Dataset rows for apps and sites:
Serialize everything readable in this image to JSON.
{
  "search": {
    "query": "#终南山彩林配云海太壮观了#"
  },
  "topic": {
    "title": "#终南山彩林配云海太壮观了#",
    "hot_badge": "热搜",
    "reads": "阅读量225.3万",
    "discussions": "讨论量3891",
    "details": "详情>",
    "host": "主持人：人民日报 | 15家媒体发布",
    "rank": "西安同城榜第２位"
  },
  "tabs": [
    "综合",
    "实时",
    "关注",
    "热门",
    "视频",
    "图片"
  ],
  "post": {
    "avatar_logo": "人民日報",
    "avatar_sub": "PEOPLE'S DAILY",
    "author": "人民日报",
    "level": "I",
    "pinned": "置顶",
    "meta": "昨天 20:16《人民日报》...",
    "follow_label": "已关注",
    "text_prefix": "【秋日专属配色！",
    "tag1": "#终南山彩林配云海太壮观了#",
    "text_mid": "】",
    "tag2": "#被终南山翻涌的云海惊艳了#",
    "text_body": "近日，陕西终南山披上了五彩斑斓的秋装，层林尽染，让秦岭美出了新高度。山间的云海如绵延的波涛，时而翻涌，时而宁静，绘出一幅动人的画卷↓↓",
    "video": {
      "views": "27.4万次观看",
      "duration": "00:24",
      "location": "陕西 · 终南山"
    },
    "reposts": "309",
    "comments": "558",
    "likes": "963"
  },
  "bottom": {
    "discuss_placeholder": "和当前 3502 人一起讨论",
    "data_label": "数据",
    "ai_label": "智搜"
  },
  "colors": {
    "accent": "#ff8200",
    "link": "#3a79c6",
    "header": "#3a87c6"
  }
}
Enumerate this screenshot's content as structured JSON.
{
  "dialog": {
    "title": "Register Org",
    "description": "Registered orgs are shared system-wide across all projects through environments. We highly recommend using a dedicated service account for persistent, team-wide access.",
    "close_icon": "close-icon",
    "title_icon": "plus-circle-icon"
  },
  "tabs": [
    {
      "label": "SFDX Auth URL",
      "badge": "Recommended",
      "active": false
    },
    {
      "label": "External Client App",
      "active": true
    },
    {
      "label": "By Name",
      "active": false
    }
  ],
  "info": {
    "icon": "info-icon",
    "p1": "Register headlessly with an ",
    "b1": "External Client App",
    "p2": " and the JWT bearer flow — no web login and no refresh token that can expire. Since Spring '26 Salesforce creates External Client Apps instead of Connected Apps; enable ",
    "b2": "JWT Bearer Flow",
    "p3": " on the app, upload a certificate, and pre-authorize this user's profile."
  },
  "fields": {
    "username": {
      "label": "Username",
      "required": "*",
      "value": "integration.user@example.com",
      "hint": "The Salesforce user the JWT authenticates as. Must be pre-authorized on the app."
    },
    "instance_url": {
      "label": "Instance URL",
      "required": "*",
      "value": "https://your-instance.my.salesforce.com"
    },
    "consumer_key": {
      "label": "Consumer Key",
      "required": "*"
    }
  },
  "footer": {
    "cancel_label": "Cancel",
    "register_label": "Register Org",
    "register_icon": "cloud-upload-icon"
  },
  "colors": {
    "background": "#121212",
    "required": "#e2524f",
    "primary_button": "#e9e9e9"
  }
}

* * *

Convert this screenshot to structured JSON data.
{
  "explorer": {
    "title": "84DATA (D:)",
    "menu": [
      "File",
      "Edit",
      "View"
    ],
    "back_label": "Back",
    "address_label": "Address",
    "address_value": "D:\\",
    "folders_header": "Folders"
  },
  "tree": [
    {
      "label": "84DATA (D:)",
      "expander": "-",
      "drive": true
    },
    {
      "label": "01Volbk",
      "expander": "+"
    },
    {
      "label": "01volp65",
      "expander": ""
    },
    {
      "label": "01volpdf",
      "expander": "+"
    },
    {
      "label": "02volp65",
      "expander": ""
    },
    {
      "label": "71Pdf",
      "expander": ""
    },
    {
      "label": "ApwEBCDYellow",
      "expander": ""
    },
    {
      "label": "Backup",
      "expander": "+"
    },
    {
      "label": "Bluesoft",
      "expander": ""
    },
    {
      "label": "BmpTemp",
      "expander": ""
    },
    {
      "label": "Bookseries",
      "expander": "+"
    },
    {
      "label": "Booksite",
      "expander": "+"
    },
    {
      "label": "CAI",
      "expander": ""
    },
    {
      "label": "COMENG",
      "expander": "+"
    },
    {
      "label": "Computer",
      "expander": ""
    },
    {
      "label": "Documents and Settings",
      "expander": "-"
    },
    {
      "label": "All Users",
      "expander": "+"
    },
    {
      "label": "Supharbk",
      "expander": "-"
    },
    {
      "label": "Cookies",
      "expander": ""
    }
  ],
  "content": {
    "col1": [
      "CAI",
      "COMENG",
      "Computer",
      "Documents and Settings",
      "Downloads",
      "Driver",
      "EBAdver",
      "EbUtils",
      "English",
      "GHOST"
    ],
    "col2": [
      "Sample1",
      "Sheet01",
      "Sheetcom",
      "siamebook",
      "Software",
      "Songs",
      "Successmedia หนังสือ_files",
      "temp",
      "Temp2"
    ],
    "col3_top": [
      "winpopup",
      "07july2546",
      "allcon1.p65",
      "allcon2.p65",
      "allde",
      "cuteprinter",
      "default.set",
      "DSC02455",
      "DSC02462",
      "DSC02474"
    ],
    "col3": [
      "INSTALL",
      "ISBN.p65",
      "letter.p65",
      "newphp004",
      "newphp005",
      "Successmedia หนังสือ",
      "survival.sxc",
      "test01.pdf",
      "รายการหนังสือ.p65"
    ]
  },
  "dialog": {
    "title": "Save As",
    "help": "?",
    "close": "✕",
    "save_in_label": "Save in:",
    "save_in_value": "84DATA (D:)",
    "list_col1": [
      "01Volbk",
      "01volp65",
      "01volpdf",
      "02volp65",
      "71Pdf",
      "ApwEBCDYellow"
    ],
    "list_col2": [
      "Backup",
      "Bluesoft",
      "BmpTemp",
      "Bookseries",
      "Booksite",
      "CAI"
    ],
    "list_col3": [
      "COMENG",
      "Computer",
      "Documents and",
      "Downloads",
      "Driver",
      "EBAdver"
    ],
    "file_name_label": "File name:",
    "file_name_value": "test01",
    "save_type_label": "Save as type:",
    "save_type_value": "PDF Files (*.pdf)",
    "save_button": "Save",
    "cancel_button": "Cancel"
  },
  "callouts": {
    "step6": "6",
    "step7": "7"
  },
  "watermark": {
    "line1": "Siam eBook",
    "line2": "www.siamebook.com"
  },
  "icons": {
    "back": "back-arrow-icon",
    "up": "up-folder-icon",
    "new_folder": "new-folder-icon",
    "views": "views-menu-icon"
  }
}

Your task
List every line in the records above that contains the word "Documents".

Completed exercise
      "label": "Documents and Settings",
      "Documents and Settings",
      "Documents and",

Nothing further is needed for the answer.